Baseball – the game that is as American as apple pie, hot dogs, peanuts and Cracker Jacks – will actually open the season in Japan in the week prior to the customary Opening Day, which is Monday, March 30.
Look, the Land of the Rising Sun is a swell place and all.Â For exhibition games! In November! But can`t we keep our national pastime on good old U.S. of A. turfÂ for the games that count, for cryin` out loud?
To me, this “globalization” quest of Bud Selig`s is every bit as attractive as putting franchises in, well — Tampa and Miami and Colorado. Just plain dumb-headed is what it is.
When it comes to baseball, count me as a red-blooded isolationist. Baseball belongs in the Americas – and that includes Latin America and Canada, in case anybody wants to know.
While I`m at it, let me throw another high, hard one at you:
When Selig finally leaves his commissioner pedestal and totters off to a Used Car lot in Milwaukee,Â MLB could do worse than name George W. Bush (yes, him!) as its next czar.
I always felt that Bush – a baseball traditionalist – Â had right-headed thoughts on the game of baseball back when he owned the Rangers.
The poor guy just wound up in a job that was wa-a-a-ay over his head, is all. And that`s on us more than it`s on him.
* On the day the Bonds` indictment broke — and the day A-Rod came back to the Yankees with his tail between his legs (but still wagging cuz of the $270 million and all) — the Derek Jeter story got overshadowed.
Seems the feds are claiming Jeter owes a cool $10 million or so in back taxes because, they say, he really does live in New York most of the time – and not in Tampa, which Jeter says is his residence.

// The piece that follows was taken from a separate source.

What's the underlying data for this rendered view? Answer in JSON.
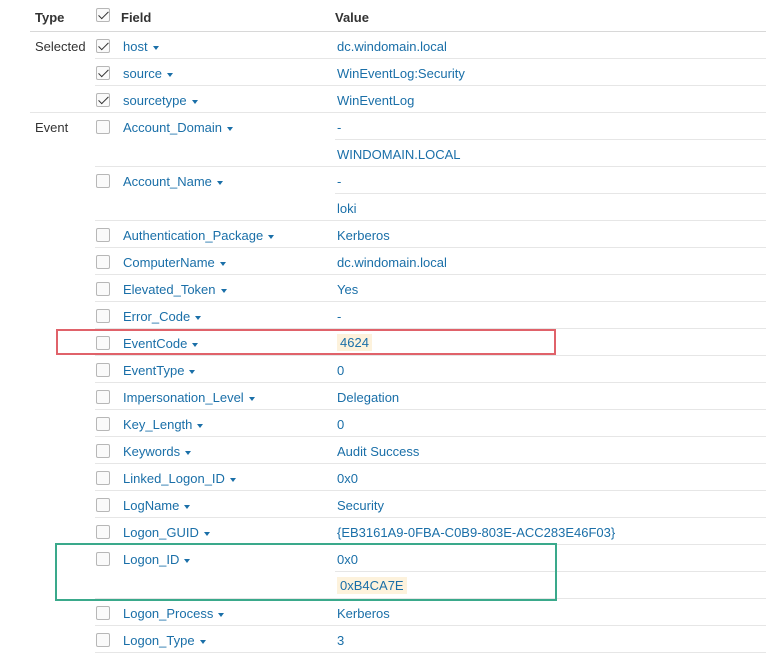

“Oh, he lives here, all right. We see him coming and going all the time!” a woman in Trump Towers said, ratting out the Yankee icon.
It is the first taint on the gilded image that Jeter enjoys wherever he goes. There has been no suggestion of criminal wrongdoing, however.